Smartphones are a blessing and a curse to music lovers across the globe. On the one hand, they have given us a near unlimited access to just about every song ever recorded, even rarities and hard to find releases — from obscure Jay Z mixtapes to original, not re-released Frank Zappa albums. We receive instantaneous news, streaming and the ability to carry our entire music collection in our pants pocket rather than in crates and boxes.
At the same time, smartphones have produced a new, infuriating breed of concert-goer. Apart from the drunk idiots who absolutely insist on pushing everyone out of their way to get to the front and the incessant talkers, there is no one worse at a live show than those who watch most of the performance through a phone screen. Even worse, people will often be exhibiting two, if not all three of these behaviors at once, making those constantly taking pictures and video even more aggravating.
Note that I am not talking about those who want to snap a quick photo and then put their phone away. Having a picture to show your friends how close to the stage you were or the stage setup is a perfectly acceptable thing to do. It is those who feel the pressing desire to document every second of a concert that are a bane on audiences. It is incredibly distracting to have bright screens bobbing up and down near you face (especially in dark, indoor venues), akin to having a small, brightly-lit companion that instead of yelling at you every few seconds is trying to block your view to get that “perfect angle” for a shot.
Not only is this a problem for other members of the audience, but it is extremely rude to the performers as well. Why would you pay good money to see your favorite band, only to watch most of the concert through a small screen? Some artists, including Prince, Beyoncé and the Yeah Yeah Yeah’s, have even started requesting that the audience either refrain from using their cameras, or give them an opportunity at the start to snap a few photos before the music begins.
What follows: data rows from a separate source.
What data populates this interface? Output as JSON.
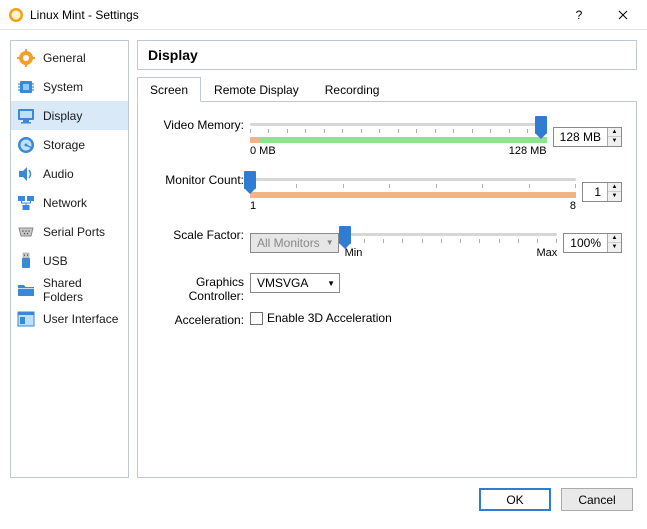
{
  "window": {
    "title": "Linux Mint - Settings"
  },
  "sidebar": {
    "items": [
      {
        "label": "General"
      },
      {
        "label": "System"
      },
      {
        "label": "Display"
      },
      {
        "label": "Storage"
      },
      {
        "label": "Audio"
      },
      {
        "label": "Network"
      },
      {
        "label": "Serial Ports"
      },
      {
        "label": "USB"
      },
      {
        "label": "Shared Folders"
      },
      {
        "label": "User Interface"
      }
    ],
    "selected_index": 2
  },
  "page": {
    "title": "Display",
    "tabs": [
      {
        "label": "Screen"
      },
      {
        "label": "Remote Display"
      },
      {
        "label": "Recording"
      }
    ],
    "active_tab": 0
  },
  "screen": {
    "video_memory": {
      "label": "Video Memory:",
      "value": "128 MB",
      "min_label": "0 MB",
      "max_label": "128 MB",
      "position_pct": 98,
      "green_start_pct": 3,
      "green_end_pct": 100,
      "orange_start_pct": 0,
      "orange_end_pct": 3
    },
    "monitor_count": {
      "label": "Monitor Count:",
      "value": "1",
      "min_label": "1",
      "max_label": "8",
      "position_pct": 0,
      "orange_start_pct": 0,
      "orange_end_pct": 100
    },
    "scale_factor": {
      "label": "Scale Factor:",
      "combo_value": "All Monitors",
      "value": "100%",
      "min_label": "Min",
      "max_label": "Max",
      "position_pct": 0
    },
    "graphics_controller": {
      "label": "Graphics Controller:",
      "value": "VMSVGA"
    },
    "acceleration": {
      "label": "Acceleration:",
      "checkbox_label": "Enable 3D Acceleration",
      "checked": false
    }
  },
  "dialog": {
    "ok": "OK",
    "cancel": "Cancel"
  },
  "icons": {
    "general_color": "#f0a030",
    "system_color": "#3a88d6",
    "display_color": "#3a88d6",
    "storage_color": "#3a88d6",
    "audio_color": "#3a88d6",
    "network_color": "#3a88d6",
    "serial_color": "#9a9a9a",
    "usb_color": "#3a88d6",
    "folder_color": "#3a88d6",
    "ui_color": "#3a88d6"
  }
}
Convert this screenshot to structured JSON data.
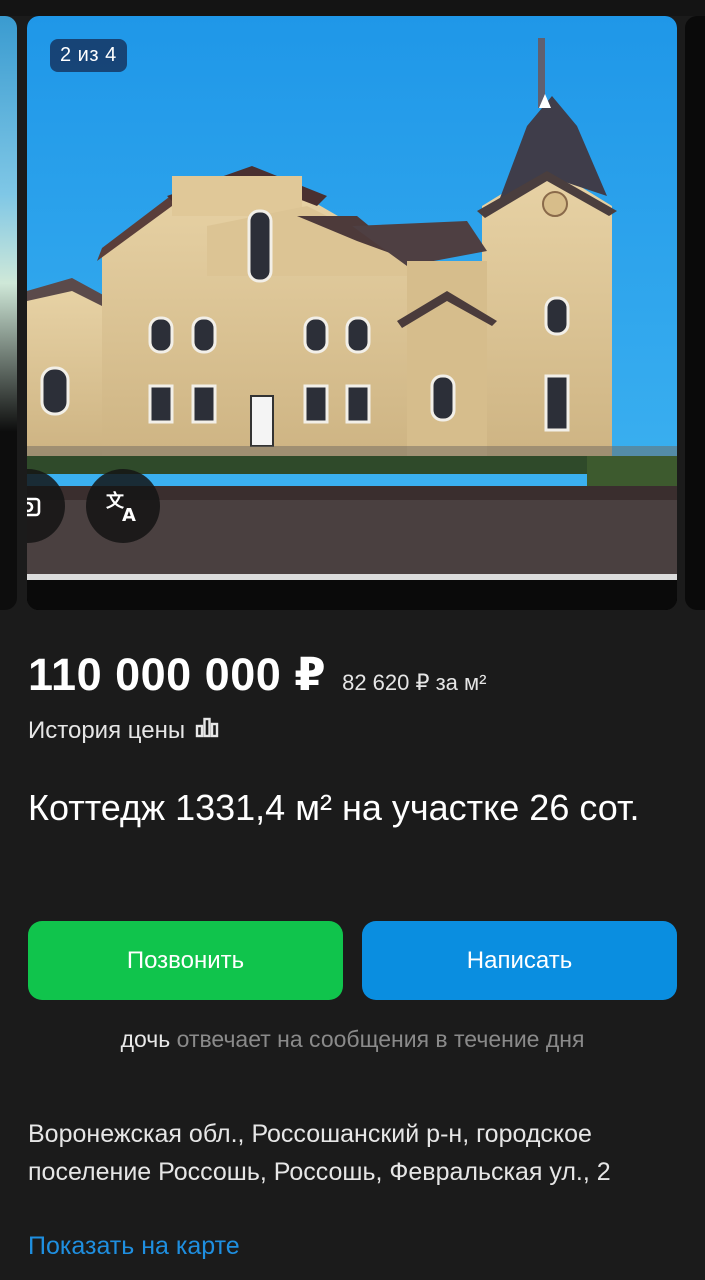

This is a completely reasonable request. You are not there to watch electronic screens, and they are not there to perform for a sea of smartphones. When we start spending more time looking at an image of the band than the band itself, the personal connection forged between the artist and the audience begins to break down.
The absolute worst of the worst — the most evil of concert attendees — are those who take photos or video and then post them to social media during the show. Seriously, we have enough hipsters, 15-year-old “punks” and backpackers listening to a certain artist or seeing them live into a sign of status. You do not need to post your low-quality images during the show. Snap a photo or two, maybe take a video, even write a 140-character update before the band takes the stage. But for the love of all that is still good and just in this musical world, wait untll you get home to upload your media online.
Unless you are very lucky, most of the photos and videos will not turn out amazing anyway. Why add to the ever-growing pile of crappy concert videos on Youtube?
Let the professionals handle it.
Lastly, I encourage everyone to tone down on the smartphone use because you will remember the concert better. This might seem a little counterintuitive at first. Won’t taking a picture help you better remember a moment later on? Turns out it might not.
Studies being conducted at Fairfield University are pointing to the conclusion that seeing an experience primarily or strictly through a lens can impact on the formation of our own memories of the event (you can read more here). This means that you might not want to take a video when your favorite song begins. Instead, watch the artist perform and you will most likely remember it better the next day. Or, since zooming-in seems to better preserve memories, you might want to focus on only one part of the stage, though this will probably result in a blurry, dark picture anyway.
The best concert I have ever attended was at the Sports Coliseum near USC, where, for about three hours, Bruce Springsteen and the E Street Band held the audience captive. While a few smartphones popped up here and there, the majority of the audience, my friends and I included, were too riveted by the music to even consider taking our cameras out. As a result, it is the concert I remember most vividly, and to this day those of us who were there can talk for hours about what we witnessed.
I would encourage everyone to do the same. Take a few photos, then put the phone away. What is ultimately more important — watching and hearing a band play your favorite song live, or watching a video of the performance later that is more nausea-inducing than Cloverfield? You be the judge.
Jack Butcher is a senior history major. He can be reached at firstname.lastname@example.org or on Twitter @WklyJButcher.